photo from MSU Today

Prabu David has people in the center of his vision. He aspires to continue to develop leaders and provide faculty and staff the space to be a “whole person.”

Central to David’s work in contributing to the academy are:

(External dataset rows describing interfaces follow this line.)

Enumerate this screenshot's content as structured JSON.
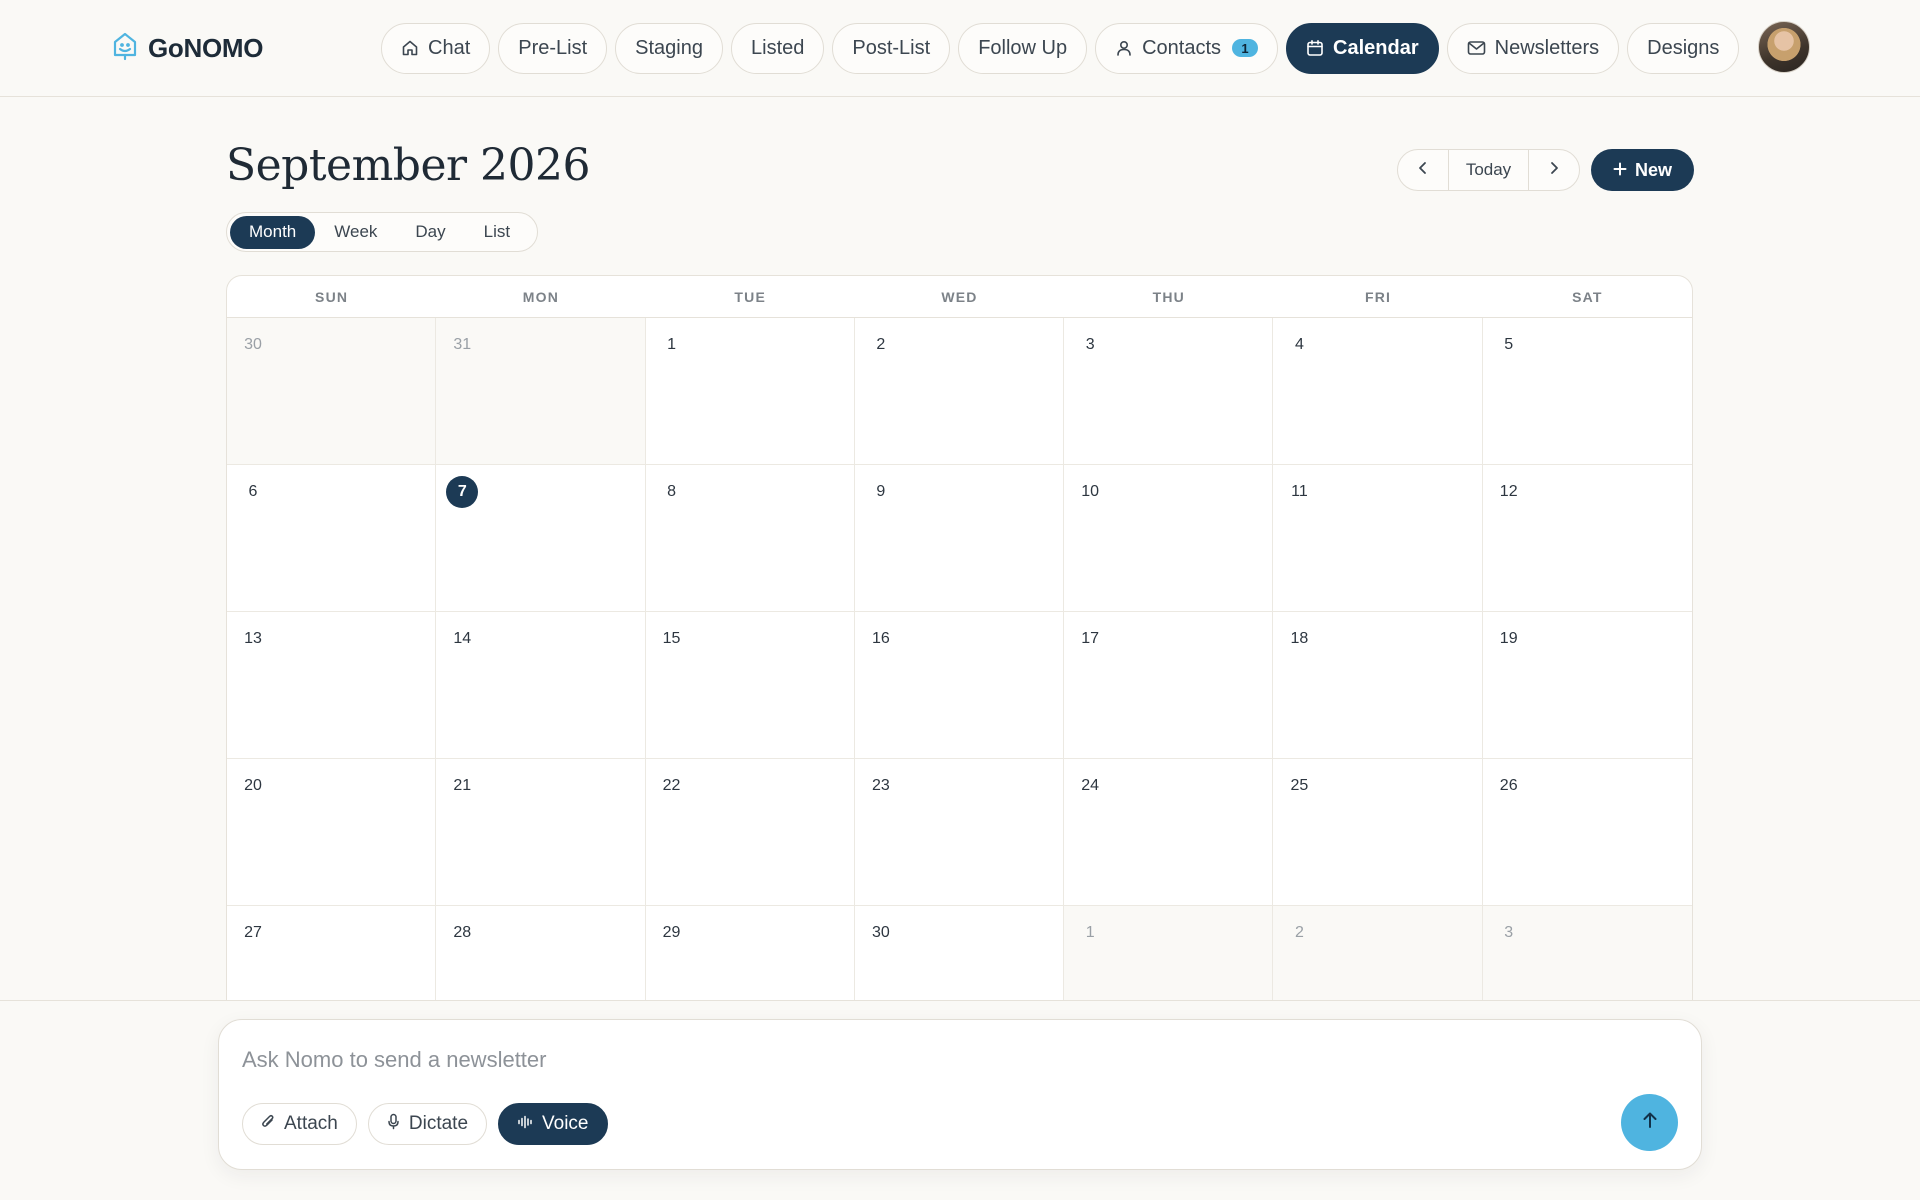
{
  "brand": {
    "name": "GoNOMO"
  },
  "nav": {
    "items": [
      {
        "label": "Chat",
        "icon": "home-icon"
      },
      {
        "label": "Pre-List"
      },
      {
        "label": "Staging"
      },
      {
        "label": "Listed"
      },
      {
        "label": "Post-List"
      },
      {
        "label": "Follow Up"
      },
      {
        "label": "Contacts",
        "icon": "person-icon",
        "badge": "1"
      },
      {
        "label": "Calendar",
        "icon": "calendar-icon",
        "active": true
      },
      {
        "label": "Newsletters",
        "icon": "mail-icon"
      },
      {
        "label": "Designs"
      }
    ]
  },
  "calendar": {
    "title": "September 2026",
    "views": [
      "Month",
      "Week",
      "Day",
      "List"
    ],
    "active_view": "Month",
    "today_label": "Today",
    "new_label": "New",
    "weekdays": [
      "SUN",
      "MON",
      "TUE",
      "WED",
      "THU",
      "FRI",
      "SAT"
    ],
    "days": [
      {
        "n": "30",
        "other": true
      },
      {
        "n": "31",
        "other": true
      },
      {
        "n": "1"
      },
      {
        "n": "2"
      },
      {
        "n": "3"
      },
      {
        "n": "4"
      },
      {
        "n": "5"
      },
      {
        "n": "6"
      },
      {
        "n": "7",
        "today": true
      },
      {
        "n": "8"
      },
      {
        "n": "9"
      },
      {
        "n": "10"
      },
      {
        "n": "11"
      },
      {
        "n": "12"
      },
      {
        "n": "13"
      },
      {
        "n": "14"
      },
      {
        "n": "15"
      },
      {
        "n": "16"
      },
      {
        "n": "17"
      },
      {
        "n": "18"
      },
      {
        "n": "19"
      },
      {
        "n": "20"
      },
      {
        "n": "21"
      },
      {
        "n": "22"
      },
      {
        "n": "23"
      },
      {
        "n": "24"
      },
      {
        "n": "25"
      },
      {
        "n": "26"
      },
      {
        "n": "27"
      },
      {
        "n": "28"
      },
      {
        "n": "29"
      },
      {
        "n": "30"
      },
      {
        "n": "1",
        "other": true
      },
      {
        "n": "2",
        "other": true
      },
      {
        "n": "3",
        "other": true
      }
    ]
  },
  "composer": {
    "placeholder": "Ask Nomo to send a newsletter",
    "attach_label": "Attach",
    "dictate_label": "Dictate",
    "voice_label": "Voice"
  },
  "colors": {
    "accent": "#1c3a55",
    "highlight": "#4fb4e0",
    "background": "#faf9f6"
  }
}
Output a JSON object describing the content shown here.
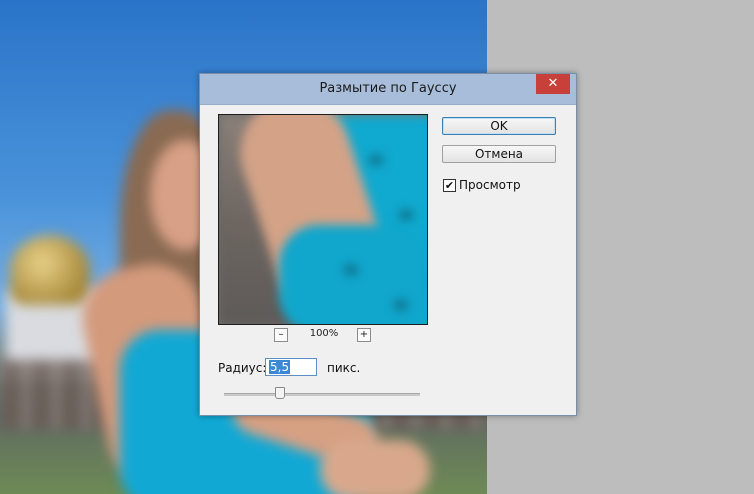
{
  "dialog": {
    "title": "Размытие по Гауссу",
    "close_symbol": "✕",
    "ok_label": "OK",
    "cancel_label": "Отмена",
    "preview_label": "Просмотр",
    "preview_checked": true,
    "check_symbol": "✔",
    "zoom": {
      "minus": "–",
      "plus": "+",
      "level": "100%"
    },
    "radius": {
      "label": "Радиус:",
      "value": "5,5",
      "unit": "пикс.",
      "slider_fraction": 0.28
    }
  },
  "colors": {
    "close_button": "#c7403a",
    "titlebar": "#a7bdda",
    "selection": "#3b89d6"
  }
}
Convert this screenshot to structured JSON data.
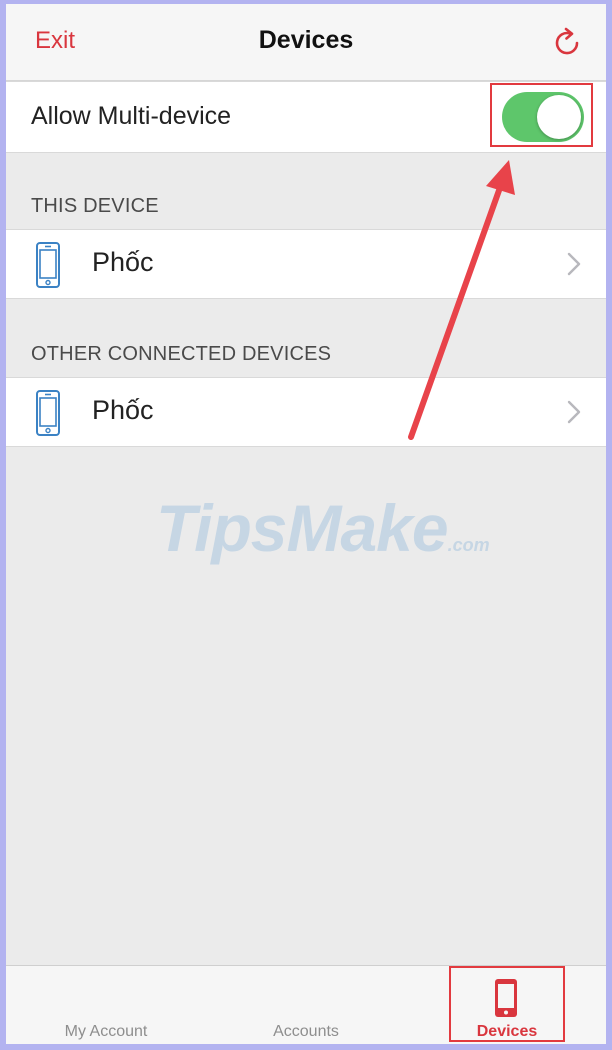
{
  "navbar": {
    "exit_label": "Exit",
    "title": "Devices",
    "refresh_icon": "refresh-icon"
  },
  "settings": {
    "multi_device_label": "Allow Multi-device",
    "multi_device_enabled": true
  },
  "sections": [
    {
      "header": "THIS DEVICE",
      "devices": [
        {
          "name": "Phốc",
          "icon": "phone-icon"
        }
      ]
    },
    {
      "header": "OTHER CONNECTED DEVICES",
      "devices": [
        {
          "name": "Phốc",
          "icon": "phone-icon"
        }
      ]
    }
  ],
  "watermark": {
    "main": "TipsMake",
    "suffix": ".com"
  },
  "tabbar": {
    "tabs": [
      {
        "label": "My Account",
        "active": false
      },
      {
        "label": "Accounts",
        "active": false
      },
      {
        "label": "Devices",
        "active": true
      }
    ]
  },
  "colors": {
    "accent": "#d9363e",
    "switch_on": "#5ec66b",
    "device_icon": "#3b82c4",
    "annotation": "#e23a3f"
  }
}
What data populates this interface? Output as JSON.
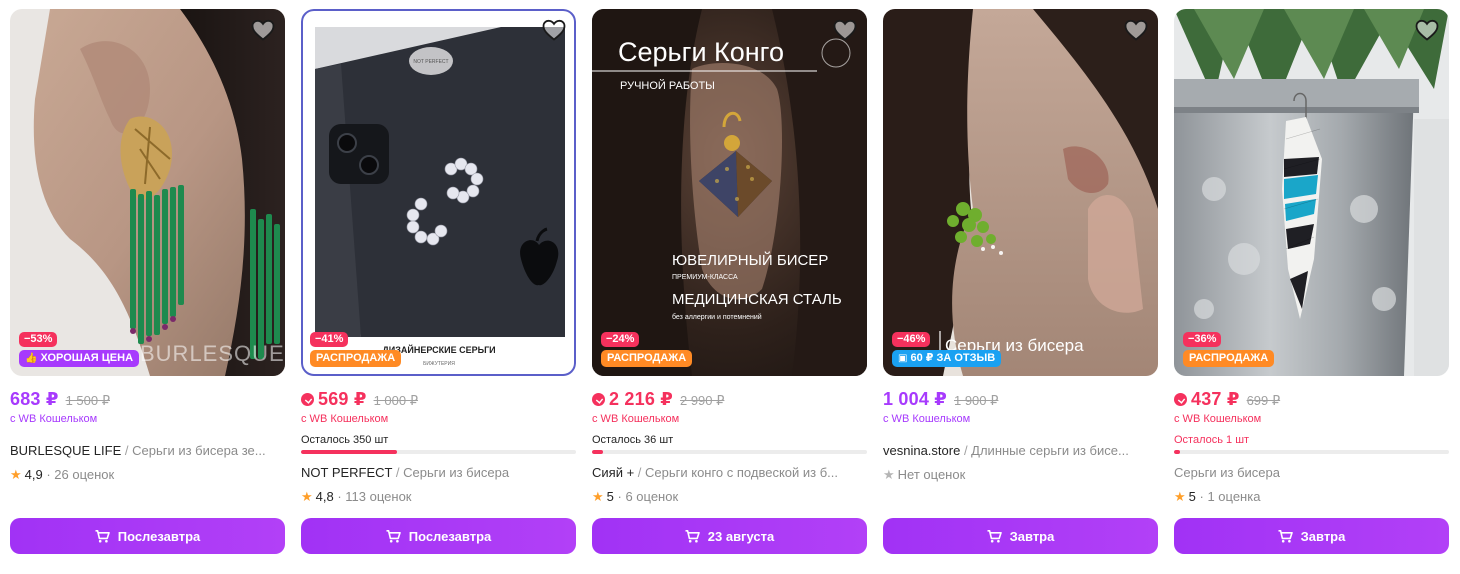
{
  "colors": {
    "accent": "#a73afd",
    "discount": "#f5315d",
    "price_purple": "#a73afd",
    "price_red": "#f5315d",
    "good_price_badge": "#a73afd",
    "sale_badge": "#ff8a24",
    "review_badge": "#1aa1f2"
  },
  "products": [
    {
      "discount": "−53%",
      "promo": {
        "label": "ХОРОШАЯ ЦЕНА",
        "icon": "thumbs-up-icon",
        "color": "#a73afd"
      },
      "overlay_text": "BURLESQUE LIFE",
      "price": "683 ₽",
      "old_price": "1 500 ₽",
      "wallet_icon": false,
      "wallet": "с WB Кошельком",
      "brand": "BURLESQUE LIFE",
      "name": "Серьги из бисера зе...",
      "stock": null,
      "rating": "4,9",
      "reviews": "26 оценок",
      "delivery": "Послезавтра"
    },
    {
      "discount": "−41%",
      "promo": {
        "label": "РАСПРОДАЖА",
        "icon": "",
        "color": "#ff8a24"
      },
      "overlay_text": "ДИЗАЙНЕРСКИЕ СЕРЬГИ",
      "overlay_subtext": "БИЖУТЕРИЯ",
      "overlay_logo": "NOT PERFECT",
      "price": "569 ₽",
      "old_price": "1 000 ₽",
      "wallet_icon": true,
      "wallet": "с WB Кошельком",
      "brand": "NOT PERFECT",
      "name": "Серьги из бисера",
      "stock": {
        "label": "Осталось 350 шт",
        "fill": 0.35
      },
      "rating": "4,8",
      "reviews": "113 оценок",
      "delivery": "Послезавтра"
    },
    {
      "discount": "−24%",
      "promo": {
        "label": "РАСПРОДАЖА",
        "icon": "",
        "color": "#ff8a24"
      },
      "overlay_title": "Серьги Конго",
      "overlay_sub": "РУЧНОЙ РАБОТЫ",
      "overlay_line1": "ЮВЕЛИРНЫЙ БИСЕР",
      "overlay_line1b": "ПРЕМИУМ-КЛАССА",
      "overlay_line2": "МЕДИЦИНСКАЯ СТАЛЬ",
      "overlay_line2b": "без аллергии и потемнений",
      "price": "2 216 ₽",
      "old_price": "2 990 ₽",
      "wallet_icon": true,
      "wallet": "с WB Кошельком",
      "brand": "Сияй +",
      "name": "Серьги конго с подвеской из б...",
      "stock": {
        "label": "Осталось 36 шт",
        "fill": 0.036
      },
      "rating": "5",
      "reviews": "6 оценок",
      "delivery": "23 августа"
    },
    {
      "discount": "−46%",
      "promo": {
        "label": "60 ₽ ЗА ОТЗЫВ",
        "icon": "wallet-icon",
        "color": "#1aa1f2"
      },
      "overlay_text": "Серьги из бисера",
      "price": "1 004 ₽",
      "old_price": "1 900 ₽",
      "wallet_icon": false,
      "wallet": "с WB Кошельком",
      "brand": "vesnina.store",
      "name": "Длинные серьги из бисе...",
      "stock": null,
      "rating": "",
      "reviews": "Нет оценок",
      "delivery": "Завтра"
    },
    {
      "discount": "−36%",
      "promo": {
        "label": "РАСПРОДАЖА",
        "icon": "",
        "color": "#ff8a24"
      },
      "price": "437 ₽",
      "old_price": "699 ₽",
      "wallet_icon": true,
      "wallet": "с WB Кошельком",
      "brand": "",
      "name": "Серьги из бисера",
      "stock": {
        "label": "Осталось 1 шт",
        "fill": 0.004,
        "low": true
      },
      "rating": "5",
      "reviews": "1 оценка",
      "delivery": "Завтра"
    }
  ]
}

  1. Developing the whole person: How does one become a better person? This journey will spill over into the lives of those working at the institution. The responsibility for this is at the individual level, but reflection, commitment and self-regulation are paramount, all the while remembering no one can do it alone.
  2. Building the culture: Institutions should nurture people to become the best version of themselves and create an environment which enables people to do that by nurturing, respecting, and valuing virtues like generosity, magnanimity and humility. Leaders must recognize the value that different world views and disciplines bring. Translating our work for others outside of the university, including the public, is also key. We must explain to others what we do and get them excited about it.
  3. Creating more opportunities for collaboration: The joy of a far reaching campus like MSU is collaboration. Untapped potential exists in the office right across the street. MSU is an open and inviting place for collaboration, so we must ask ourselves how to take that to the next level. How do we create more space and more meaningful interaction with one another?

Establishing Trust to Build Culture

Leadership is often thought of in terms of “the C-suit,” or the upper levels of a corporate organization like the CEO, CFO, CIO, and others. The reality is that leadership is available at all levels. Decentralized leadership is empowering people to lead where they are. “One construct that I am really dedicated to is the value of trust and building trust,” Prabu explained. “I want to dedicate time to rethinking how we do work and how we engage with people.” It takes several types of leaders to really make a difference, and a large part of that will be understanding where leaders currently exist and trusting them to know how best to lead from where they are.

From where he is, David is looking forward to doing what he can alongside the president, provost and other leaders on campus who are excited to make a difference at the institution. “Commit to form the habit of trust, then follow through, do the right steps,” David said. “No human is perfect. No organization is perfect. Building that cycle into the institutional culture is a very important challenge and function of the new role in FASD.”

In order to enact such a grand vision at such a large institution, David points first to agenda setting and making trust a regular part of our dialogues and discussions, not only when things go awry. Leadership begins at the very top, and how much trust exists can affect our goals. “You can’t build trust with just words. Trust is built through interactions, actions and experiences,” David noted. Having served on many university-wide planning committees, he suggests:

  • Acknowledging and making space for conversation about trust
  • Surface key areas leadership, faculty and staff can make a difference
  • Deliver on the promises in incremental steps and continue to show progress

To build trust, David hopes to focus on these areas:

  • Untenured faculty / professors of practice. Teaching focused faculty often feel they are not part of campus in the same way as tenured faculty. There are feelings of a two-tiered system, which leads to disenchantment and a lack of belonging. It will be important to address this sentiment and create an environment where everyone feels included. By extension, academic and support staff contributions need to be considered. At an institution where individual and research accomplishments are consistently acknowledged, there needs to be a mechanism to recognize the work of academic and support staff.
  • Academic specialists and advisors. They are the first responders at our institution who help students make sense of the challenges and stressors they are facing in higher education. Advisors and academic specialists need a scaffolding and support on campus where they can continue to grow and contribute to their fullest extent.
  • Diversity, equity and inclusion in annual reviews. Documenting and talking about what we do in terms of diversity, equity and inclusion should be done in a meaningful way. This isn’t simply reporting what was done, but the why and purpose of what was done. Contributing to something that matters and provides a greater purpose and connection among our campus constituents is necessary to build trust.

As David continues to settle in his new position, he is putting people central to his vision for the university while building trust with leaders at all levels. When staff can feel free to bring their whole self to work, they are able to help create a culture and community of trust, inclusion and support.

Read the next issue to learn how to intentionally create space for conversations and develop people and workspaces that are enriching.

Review the previous issue to learn what it means to Prabu David, Ph.D.